Watching her not-quite-adult, not-quite-a-child daughter laugh and dance, Cassie indulged herself in a brief trip down memory lane, smiling as the pounding music slowed and a shy, awkward-looking boy asked Karen for the dance.
The smile only widened when she accepted.
Karen never needed to worry about money for college. The day she graduated, a huge amount of money was suddenly thrust into her hands from the trust fund Cassie had been saving for her. There was enough money for her to sail through life without breaking a sweat.
But what did she do? She bypassed the community college and went straight to university, leaving home for the first time in her life.
Cassie felt… strange. It wasn’t the raw hurt she had felt when Jake left, the heartache when Rachel died or even the sick feeling in the pit of her stomach when she and Ronnie broke up. She just felt empty.

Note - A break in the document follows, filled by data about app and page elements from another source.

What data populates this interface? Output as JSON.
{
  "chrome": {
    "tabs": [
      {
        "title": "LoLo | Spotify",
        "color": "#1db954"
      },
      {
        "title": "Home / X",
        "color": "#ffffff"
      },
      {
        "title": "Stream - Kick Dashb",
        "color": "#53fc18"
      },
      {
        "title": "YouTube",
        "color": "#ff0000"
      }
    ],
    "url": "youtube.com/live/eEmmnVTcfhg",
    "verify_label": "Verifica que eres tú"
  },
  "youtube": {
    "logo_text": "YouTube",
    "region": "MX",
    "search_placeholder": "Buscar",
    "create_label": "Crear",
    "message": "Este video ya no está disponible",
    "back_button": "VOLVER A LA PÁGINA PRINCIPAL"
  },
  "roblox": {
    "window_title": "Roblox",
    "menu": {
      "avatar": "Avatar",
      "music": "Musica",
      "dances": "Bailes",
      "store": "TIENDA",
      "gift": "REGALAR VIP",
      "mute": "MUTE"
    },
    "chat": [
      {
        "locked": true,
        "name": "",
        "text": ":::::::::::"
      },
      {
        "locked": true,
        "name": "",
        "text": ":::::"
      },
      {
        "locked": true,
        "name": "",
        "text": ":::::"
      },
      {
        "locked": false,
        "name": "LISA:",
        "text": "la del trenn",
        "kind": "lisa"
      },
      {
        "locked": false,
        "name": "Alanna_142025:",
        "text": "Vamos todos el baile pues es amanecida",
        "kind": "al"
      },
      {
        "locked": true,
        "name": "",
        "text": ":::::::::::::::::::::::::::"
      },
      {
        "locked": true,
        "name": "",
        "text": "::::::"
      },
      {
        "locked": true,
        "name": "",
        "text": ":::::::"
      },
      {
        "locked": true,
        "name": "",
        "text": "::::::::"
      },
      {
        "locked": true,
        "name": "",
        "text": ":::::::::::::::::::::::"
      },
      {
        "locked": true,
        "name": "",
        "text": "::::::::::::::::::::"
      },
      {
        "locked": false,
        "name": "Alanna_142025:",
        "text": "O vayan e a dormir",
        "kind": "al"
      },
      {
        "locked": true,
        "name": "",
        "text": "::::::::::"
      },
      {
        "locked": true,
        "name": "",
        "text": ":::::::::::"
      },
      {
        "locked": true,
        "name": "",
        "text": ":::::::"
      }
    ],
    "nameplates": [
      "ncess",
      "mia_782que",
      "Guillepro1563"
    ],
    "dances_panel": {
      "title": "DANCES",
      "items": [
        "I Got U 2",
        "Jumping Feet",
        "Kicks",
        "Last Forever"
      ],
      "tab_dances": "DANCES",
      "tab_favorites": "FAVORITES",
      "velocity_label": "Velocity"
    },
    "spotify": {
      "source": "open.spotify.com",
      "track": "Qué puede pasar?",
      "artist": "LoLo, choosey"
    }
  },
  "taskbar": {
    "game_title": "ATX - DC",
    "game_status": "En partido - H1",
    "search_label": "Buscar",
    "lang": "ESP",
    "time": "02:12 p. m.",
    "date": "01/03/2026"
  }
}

It seemed she had spent so many years building Karen up, she hadn’t even noticed when she had begun to lean on her daughter’s solid foundation.
In her fourth year of university, Karen dragged home a man. Cassie took an instant disliking to him, but Karen didn’t seem to notice, chattering away as if the air wasn’t bristling between her mother and her boyfriend.
It was strange. Before Karen, Cassie wouldn’t have minded the guy; in fact, she probably would have tried to befriend him. But when she saw the way he looked at Karen, it was all she could do to keep from going wolf on his hiney.
But it was Karen’s life and Karen’s decisions, so she said nothing when the two left together for home.
A year later, they were engaged.
Still, Cassie remained silent, eventually warming to the boy’s attitude and multiple tattoos. He wasn’t a bad kid, she realized, just a little misunderstood. Amusement twitched her lips as she was randomly reminded of Marco.
If Karen reminded her of Rachel as much as she thought she did, this would definitely be interesting.
…Heh. Marco and Rachel. Whooda thunk?
Wedding bells. Church benches, lined with lace. Four groomsmen, four bridesmaids on either side of the chancel, twittering excitedly to each other. Daniel, the husband-to-be, grinning his face off.
Cassie swallowed, watching silently as Karen made her way down the isle, slowly, as if she were made for this moment. A brilliant smile laced her daughter’s cheeks.
She thought of things lost, and things gained, and wondered if she had the choice between this moment and a thousand other lives, what she would choose.
It wasn’t hard.
Blinking back tears, Cassie took Karen’s hand, only to give it to the waiting groom. Karen smiled back at her so blindingly that she had trouble hearing the pastor’s words.
And as the two exchanged their vows, Cassie thought of a red, wrinkled baby, wailing in her arms, and looked to the young woman sliding a ring on her fiancé’s finger.
And she decided the morphing process had never looked so beautiful.